Note: the arrows on all graphs are the Economic Cycle Research Institute's public pronouncements on the US business cycle turning points.
Below I have graphed the Manufacturing PMIs for the US, Eurozone, and China. November's PMIs were US - 52.7, Eurozone - 46.4, China Official - 49.0 with HSBC China - 47.7.
Note: Although I did not graph the trend, Japan is also contracting:
At 49.1 in November, down from 50.6 in October, the Markit/JMMA Purchasing Managers’ Index™ (PMI™) signalled a renewed deterioration in manufacturing sector operating conditions. In addition, the latest index reading was the lowest in seven months.
- From press release 11/29.
With the global economy slowing rapidly, I see a real disconnect between the price of WTI oil and the world economy. But is the price of oil driven by demand or speculation?
Since I believe oil prices are driven more by speculation than fundamentals I shy away from trying to profit on any oil price movements. See the oil price spike in June 2008 below:
And last but not least is the S&P500. The slowing in global manufacturing activity since March of this year to November looks similar to what happened in the first half of 2008.
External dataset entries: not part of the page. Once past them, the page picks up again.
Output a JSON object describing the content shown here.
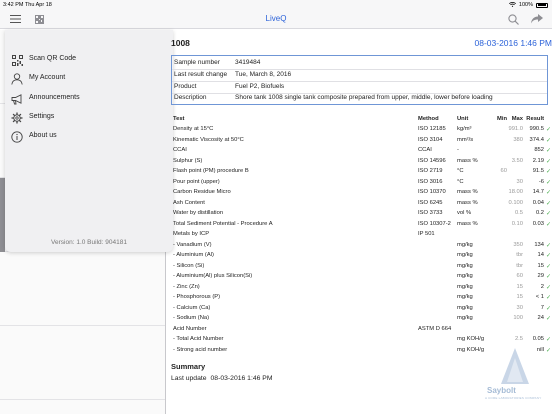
{
  "status_bar": {
    "time_date": "3:42 PM  Thu Apr 18",
    "battery": "100%"
  },
  "nav": {
    "title": "LiveQ"
  },
  "menu": {
    "items": [
      {
        "label": "Scan QR Code",
        "icon": "qr-code-icon"
      },
      {
        "label": "My Account",
        "icon": "person-icon"
      },
      {
        "label": "Announcements",
        "icon": "megaphone-icon"
      },
      {
        "label": "Settings",
        "icon": "gear-icon"
      },
      {
        "label": "About us",
        "icon": "info-icon"
      }
    ],
    "version": "Version: 1.0  Build: 904181"
  },
  "detail": {
    "header": "1008",
    "date": "08-03-2016  1:46 PM",
    "info": [
      {
        "key": "Sample number",
        "value": "3419484"
      },
      {
        "key": "Last result change",
        "value": "Tue, March 8, 2016"
      },
      {
        "key": "Product",
        "value": "Fuel P2, Biofuels"
      },
      {
        "key": "Description",
        "value": "Shore tank 1008  single tank composite prepared from upper, middle, lower before loading"
      }
    ],
    "table": {
      "headers": {
        "test": "Test",
        "method": "Method",
        "unit": "Unit",
        "min": "Min",
        "max": "Max",
        "result": "Result"
      },
      "rows": [
        {
          "test": "Density at 15°C",
          "method": "ISO 12185",
          "unit": "kg/m³",
          "min": "",
          "max": "991.0",
          "result": "990.5",
          "ok": "✓"
        },
        {
          "test": "Kinematic Viscosity at 50°C",
          "method": "ISO 3104",
          "unit": "mm²/s",
          "min": "",
          "max": "380",
          "result": "374.4",
          "ok": "✓"
        },
        {
          "test": "CCAI",
          "method": "CCAI",
          "unit": "-",
          "min": "",
          "max": "",
          "result": "852",
          "ok": "✓"
        },
        {
          "test": "Sulphur (S)",
          "method": "ISO 14596",
          "unit": "mass %",
          "min": "",
          "max": "3.50",
          "result": "2.19",
          "ok": "✓"
        },
        {
          "test": "Flash point (PM) procedure B",
          "method": "ISO 2719",
          "unit": "°C",
          "min": "60",
          "max": "",
          "result": "91.5",
          "ok": "✓"
        },
        {
          "test": "Pour point (upper)",
          "method": "ISO 3016",
          "unit": "°C",
          "min": "",
          "max": "30",
          "result": "-6",
          "ok": "✓"
        },
        {
          "test": "Carbon Residue Micro",
          "method": "ISO 10370",
          "unit": "mass %",
          "min": "",
          "max": "18.00",
          "result": "14.7",
          "ok": "✓"
        },
        {
          "test": "Ash Content",
          "method": "ISO 6245",
          "unit": "mass %",
          "min": "",
          "max": "0.100",
          "result": "0.04",
          "ok": "✓"
        },
        {
          "test": "Water by distillation",
          "method": "ISO 3733",
          "unit": "vol %",
          "min": "",
          "max": "0.5",
          "result": "0.2",
          "ok": "✓"
        },
        {
          "test": "Total Sediment Potential - Procedure A",
          "method": "ISO 10307-2",
          "unit": "mass %",
          "min": "",
          "max": "0.10",
          "result": "0.03",
          "ok": "✓"
        },
        {
          "test": "Metals by ICP",
          "method": "IP 501",
          "unit": "",
          "min": "",
          "max": "",
          "result": "",
          "ok": ""
        },
        {
          "test": "  - Vanadium (V)",
          "method": "",
          "unit": "mg/kg",
          "min": "",
          "max": "350",
          "result": "134",
          "ok": "✓"
        },
        {
          "test": "  - Aluminium (Al)",
          "method": "",
          "unit": "mg/kg",
          "min": "",
          "max": "tbr",
          "result": "14",
          "ok": "✓"
        },
        {
          "test": "  - Silicon (Si)",
          "method": "",
          "unit": "mg/kg",
          "min": "",
          "max": "tbr",
          "result": "15",
          "ok": "✓"
        },
        {
          "test": "  - Aluminium(Al) plus Silicon(Si)",
          "method": "",
          "unit": "mg/kg",
          "min": "",
          "max": "60",
          "result": "29",
          "ok": "✓"
        },
        {
          "test": "  - Zinc (Zn)",
          "method": "",
          "unit": "mg/kg",
          "min": "",
          "max": "15",
          "result": "2",
          "ok": "✓"
        },
        {
          "test": "  - Phosphorous (P)",
          "method": "",
          "unit": "mg/kg",
          "min": "",
          "max": "15",
          "result": "< 1",
          "ok": "✓"
        },
        {
          "test": "  - Calcium (Ca)",
          "method": "",
          "unit": "mg/kg",
          "min": "",
          "max": "30",
          "result": "7",
          "ok": "✓"
        },
        {
          "test": "  - Sodium (Na)",
          "method": "",
          "unit": "mg/kg",
          "min": "",
          "max": "100",
          "result": "24",
          "ok": "✓"
        },
        {
          "test": "Acid Number",
          "method": "ASTM D 664",
          "unit": "",
          "min": "",
          "max": "",
          "result": "",
          "ok": ""
        },
        {
          "test": "  - Total Acid Number",
          "method": "",
          "unit": "mg KOH/g",
          "min": "",
          "max": "2.5",
          "result": "0.05",
          "ok": "✓"
        },
        {
          "test": "  - Strong acid number",
          "method": "",
          "unit": "mg KOH/g",
          "min": "",
          "max": "",
          "result": "nill",
          "ok": "✓"
        }
      ]
    },
    "summary_title": "Summary",
    "last_update_label": "Last update",
    "last_update_value": "08-03-2016  1:46 PM",
    "logo_text": "Saybolt",
    "logo_sub": "A CORE LABORATORIES COMPANY"
  },
  "colors": {
    "accent": "#2b62d9",
    "ok": "#4caf50"
  }
}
In summary if you believe like me, that the slowing world economy will cause the US economy to contract in early 2012, then a short position in a S&P 500 ETF such as (NYSEARCA:SPY) or a position in an inverse S&P 500 ETF such as (NYSEARCA:SH), and (NYSEARCA:SDS) might be appropriate.
Disclosure: I am long SDS. SDS is a double short S&P 500 ETF. 90% cash position other than SDS.